Death of the Backup Window

Data is growing at an exponential rate, and it will most likely continue to do so for quite a while (or forever).  While this staggering growth is amazing in itself, another key element of data that is changing and cannot be overlooked is Accessibility.  

Access is everything.  It is increasingly apparent that we are no longer just in the “digital age”.  We have progressed to an era of on-demand access.  Social media and mobile connectivity have nurtured an impatient, always-connected culture that relies on instant data accessibility.  Not unlike Burger King’s “Have it your way” motto, we are accustomed to getting data when, where, and how we want it - no questions asked. This mindset leaves us with very little tolerance for downtime or outages of any sort.  For many users, myself included, suffering through five minutes of GMail downtime feels more like five hours.  

As “On-Demanders”, we expect this same availability in the workplace.  Email, file storage, and applications need to be accessible at all times.  This includes nights and weekends. Let’s face it - The continuous 8-hour work day is something we will probably tell our grandchildren about. For better or for worse, we are married to our laptops, smartphones, and tablets throughout the day.  We work from the the car, the plane, the couch, and at the dining room table.

So what does all of that have to do with backup windows?

Everything.  Most can agree that backups are no longer an afterthought.  When architecting a platform to support any type of service, backup methodology is as important as production design.  Just as productions systems have evolved with levels of high availability and redundancy to provide for the 24x7 world, backup platforms are doing the same.

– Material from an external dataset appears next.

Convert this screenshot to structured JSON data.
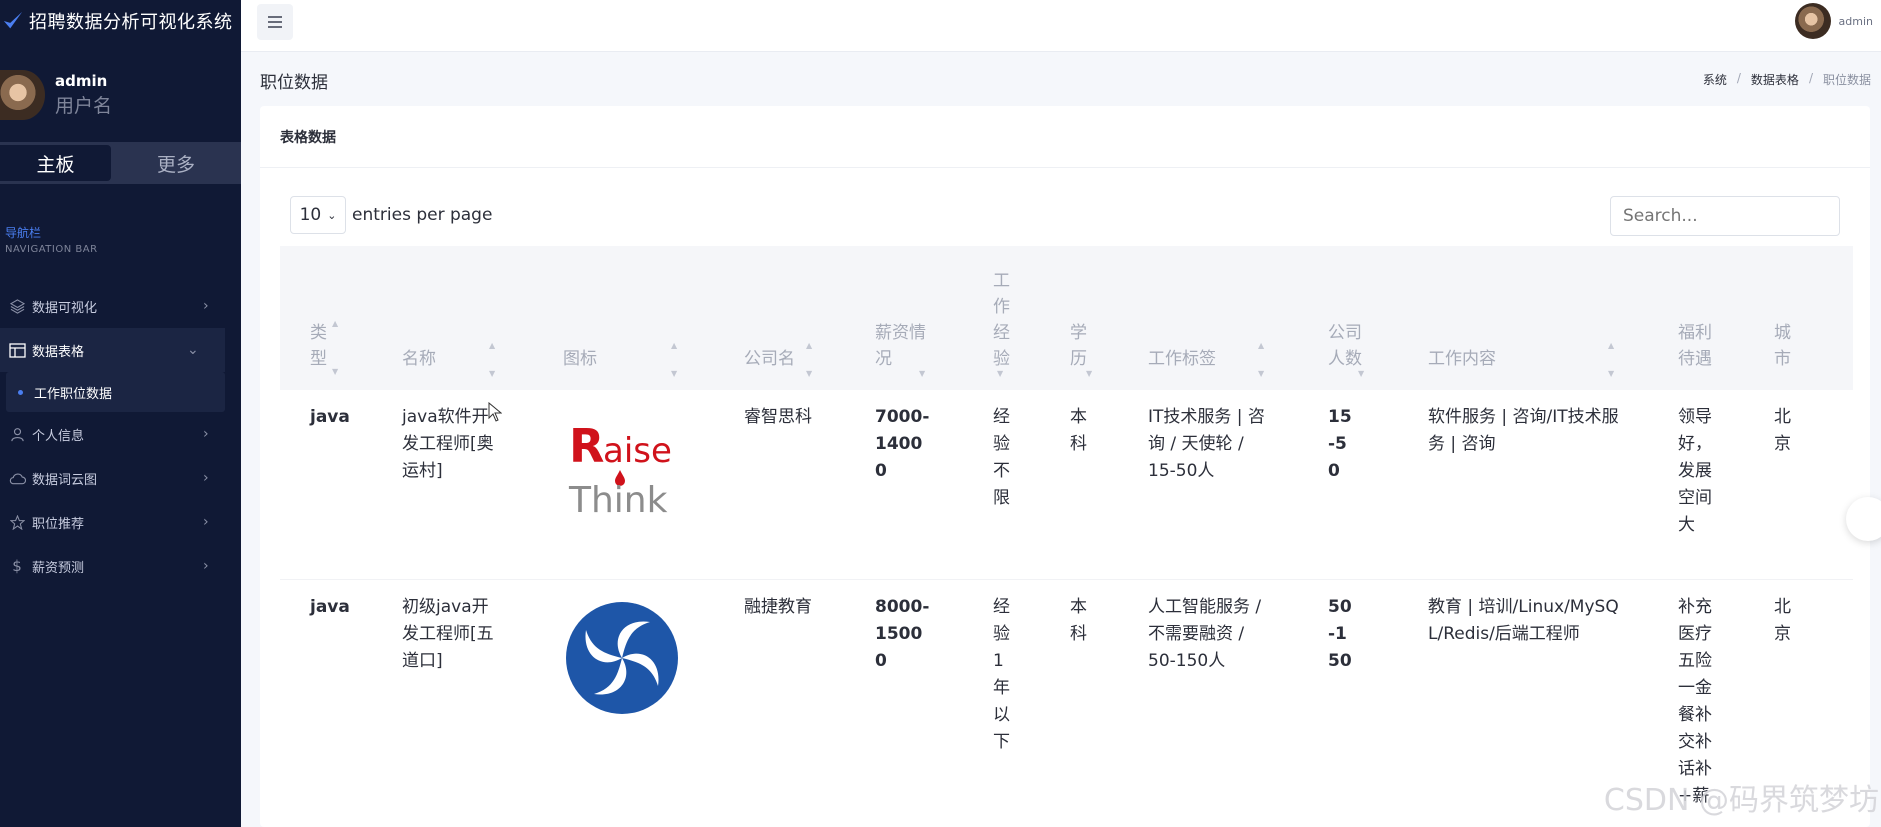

In the past, it was acceptable to run backup jobs overnight as backup windows often allowed for 12+ hours for everything to complete. When full backups were taken during the weekend, 48+ hours were common. Backup windows existed during periods of low utilization of production systems to avoid performance and accessibility issues.  In most cases, backup windows didn’t directly translate to downtime, but the concept was clearly designed for the 9-to-5 workday.

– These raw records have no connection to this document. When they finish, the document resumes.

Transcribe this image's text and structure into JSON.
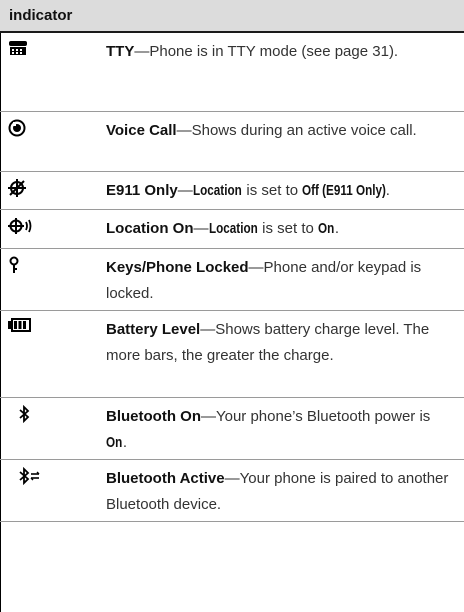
{
  "header": {
    "title": "indicator"
  },
  "rows": [
    {
      "icon": "tty-icon",
      "title": "TTY",
      "desc": "Phone is in TTY mode (see page 31)."
    },
    {
      "icon": "voice-call-icon",
      "title": "Voice Call",
      "desc": "Shows during an active voice call."
    },
    {
      "icon": "e911-only-icon",
      "title": "E911 Only",
      "desc_parts": {
        "setting": "Location",
        "mid": " is set to ",
        "value": "Off (E911 Only)",
        "end": "."
      }
    },
    {
      "icon": "location-on-icon",
      "title": "Location On",
      "desc_parts": {
        "setting": "Location",
        "mid": " is set to ",
        "value": "On",
        "end": "."
      }
    },
    {
      "icon": "keys-locked-icon",
      "title": "Keys/Phone Locked",
      "desc": "Phone and/or keypad is locked."
    },
    {
      "icon": "battery-level-icon",
      "title": "Battery Level",
      "desc": "Shows battery charge level. The more bars, the greater the charge."
    },
    {
      "icon": "bluetooth-on-icon",
      "title": "Bluetooth On",
      "desc_parts": {
        "pre": "Your phone’s Bluetooth power is ",
        "value": "On",
        "end": "."
      }
    },
    {
      "icon": "bluetooth-active-icon",
      "title": "Bluetooth Active",
      "desc": "Your phone is paired to another Bluetooth device."
    }
  ],
  "dash": "—"
}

We are reaching a point where there is no time of “low utilization”.  Data is growing and changing constantly - day and night.  In many environments, 15-minute intervals for snapshots are already required to properly protect data and minimize loss.  I think it is safe to say that these intervals will only continue to shrink.  In addition, users expect the same level of access and performance at 3am as they get at 3pm, if not more so. (Many of us are even more impatient when we’re sleepy.)

With all of these factors combined, we can bid farewell to the backup window.